◆ **App and web page records**
********************
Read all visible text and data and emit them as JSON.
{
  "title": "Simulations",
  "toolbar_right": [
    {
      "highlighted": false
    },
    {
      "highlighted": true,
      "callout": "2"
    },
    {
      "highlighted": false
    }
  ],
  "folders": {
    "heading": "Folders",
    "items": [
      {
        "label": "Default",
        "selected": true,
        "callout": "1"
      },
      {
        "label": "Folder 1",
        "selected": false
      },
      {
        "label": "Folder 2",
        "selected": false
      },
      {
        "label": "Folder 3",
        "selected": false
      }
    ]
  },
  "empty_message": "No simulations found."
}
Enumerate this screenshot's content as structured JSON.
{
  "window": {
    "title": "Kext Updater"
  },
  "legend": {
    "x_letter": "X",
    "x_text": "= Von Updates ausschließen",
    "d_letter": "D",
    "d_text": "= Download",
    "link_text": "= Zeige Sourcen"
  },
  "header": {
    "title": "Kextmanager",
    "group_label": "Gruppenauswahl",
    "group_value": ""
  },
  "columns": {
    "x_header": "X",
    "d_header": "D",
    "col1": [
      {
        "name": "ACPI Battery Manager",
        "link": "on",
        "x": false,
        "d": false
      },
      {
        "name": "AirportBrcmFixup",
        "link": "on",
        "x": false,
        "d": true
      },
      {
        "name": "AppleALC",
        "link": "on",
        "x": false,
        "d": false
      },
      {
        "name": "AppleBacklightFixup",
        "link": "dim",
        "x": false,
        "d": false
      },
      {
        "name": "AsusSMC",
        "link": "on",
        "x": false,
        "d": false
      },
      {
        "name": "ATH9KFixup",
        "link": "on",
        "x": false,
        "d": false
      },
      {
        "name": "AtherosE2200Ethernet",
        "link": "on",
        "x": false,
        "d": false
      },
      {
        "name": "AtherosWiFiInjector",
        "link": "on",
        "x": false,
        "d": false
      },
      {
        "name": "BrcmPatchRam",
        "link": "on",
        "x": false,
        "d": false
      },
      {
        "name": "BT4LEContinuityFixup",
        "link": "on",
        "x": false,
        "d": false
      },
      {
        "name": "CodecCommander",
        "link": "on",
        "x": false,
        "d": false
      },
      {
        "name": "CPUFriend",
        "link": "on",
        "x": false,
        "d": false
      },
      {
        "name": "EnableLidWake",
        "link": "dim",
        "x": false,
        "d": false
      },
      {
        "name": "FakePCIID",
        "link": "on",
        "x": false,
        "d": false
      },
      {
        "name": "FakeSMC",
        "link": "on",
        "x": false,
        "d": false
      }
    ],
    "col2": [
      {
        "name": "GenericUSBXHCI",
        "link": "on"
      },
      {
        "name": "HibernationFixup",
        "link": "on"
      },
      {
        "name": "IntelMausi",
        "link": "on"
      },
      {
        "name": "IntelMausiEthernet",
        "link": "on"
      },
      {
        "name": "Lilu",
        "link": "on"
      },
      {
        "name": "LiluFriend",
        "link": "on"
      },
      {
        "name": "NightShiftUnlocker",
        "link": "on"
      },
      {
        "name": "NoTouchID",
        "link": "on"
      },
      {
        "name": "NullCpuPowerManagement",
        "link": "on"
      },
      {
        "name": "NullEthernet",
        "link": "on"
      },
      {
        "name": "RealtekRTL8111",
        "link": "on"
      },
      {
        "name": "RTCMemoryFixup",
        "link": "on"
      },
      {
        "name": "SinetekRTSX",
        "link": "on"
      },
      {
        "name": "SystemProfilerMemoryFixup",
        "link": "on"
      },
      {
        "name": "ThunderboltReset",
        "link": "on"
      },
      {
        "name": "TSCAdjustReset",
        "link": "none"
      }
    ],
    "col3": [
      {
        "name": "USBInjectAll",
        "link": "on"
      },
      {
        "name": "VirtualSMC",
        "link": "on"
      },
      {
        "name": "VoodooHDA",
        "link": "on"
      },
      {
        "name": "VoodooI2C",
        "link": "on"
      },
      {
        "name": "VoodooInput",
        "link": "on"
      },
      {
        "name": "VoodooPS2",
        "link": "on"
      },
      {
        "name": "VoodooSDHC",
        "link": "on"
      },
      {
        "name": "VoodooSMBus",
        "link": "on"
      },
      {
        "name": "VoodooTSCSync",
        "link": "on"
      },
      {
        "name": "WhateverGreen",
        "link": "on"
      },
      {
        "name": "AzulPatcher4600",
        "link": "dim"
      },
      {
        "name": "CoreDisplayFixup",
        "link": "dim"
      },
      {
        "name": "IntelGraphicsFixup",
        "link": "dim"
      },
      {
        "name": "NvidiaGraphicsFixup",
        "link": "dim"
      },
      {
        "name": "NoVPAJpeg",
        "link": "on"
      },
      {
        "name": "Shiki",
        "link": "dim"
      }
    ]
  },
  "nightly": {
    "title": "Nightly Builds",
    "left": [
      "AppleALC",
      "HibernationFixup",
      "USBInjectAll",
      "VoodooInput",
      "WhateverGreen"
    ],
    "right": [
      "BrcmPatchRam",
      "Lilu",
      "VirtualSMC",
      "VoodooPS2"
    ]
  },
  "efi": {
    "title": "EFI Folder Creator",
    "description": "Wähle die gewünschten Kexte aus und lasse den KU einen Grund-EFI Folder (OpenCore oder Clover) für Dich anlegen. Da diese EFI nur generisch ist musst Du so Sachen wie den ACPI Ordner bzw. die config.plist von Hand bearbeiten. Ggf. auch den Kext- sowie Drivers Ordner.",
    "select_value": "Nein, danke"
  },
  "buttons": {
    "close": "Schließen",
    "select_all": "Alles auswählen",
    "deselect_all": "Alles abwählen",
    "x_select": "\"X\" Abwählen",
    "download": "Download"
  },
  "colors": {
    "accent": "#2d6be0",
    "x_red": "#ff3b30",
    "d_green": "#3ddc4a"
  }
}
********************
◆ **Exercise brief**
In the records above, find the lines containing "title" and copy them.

◆ **Written solution**
  "title": "Simulations",
    "title": "Kext Updater"
    "title": "Kextmanager",
    "title": "Nightly Builds",
    "title": "EFI Folder Creator",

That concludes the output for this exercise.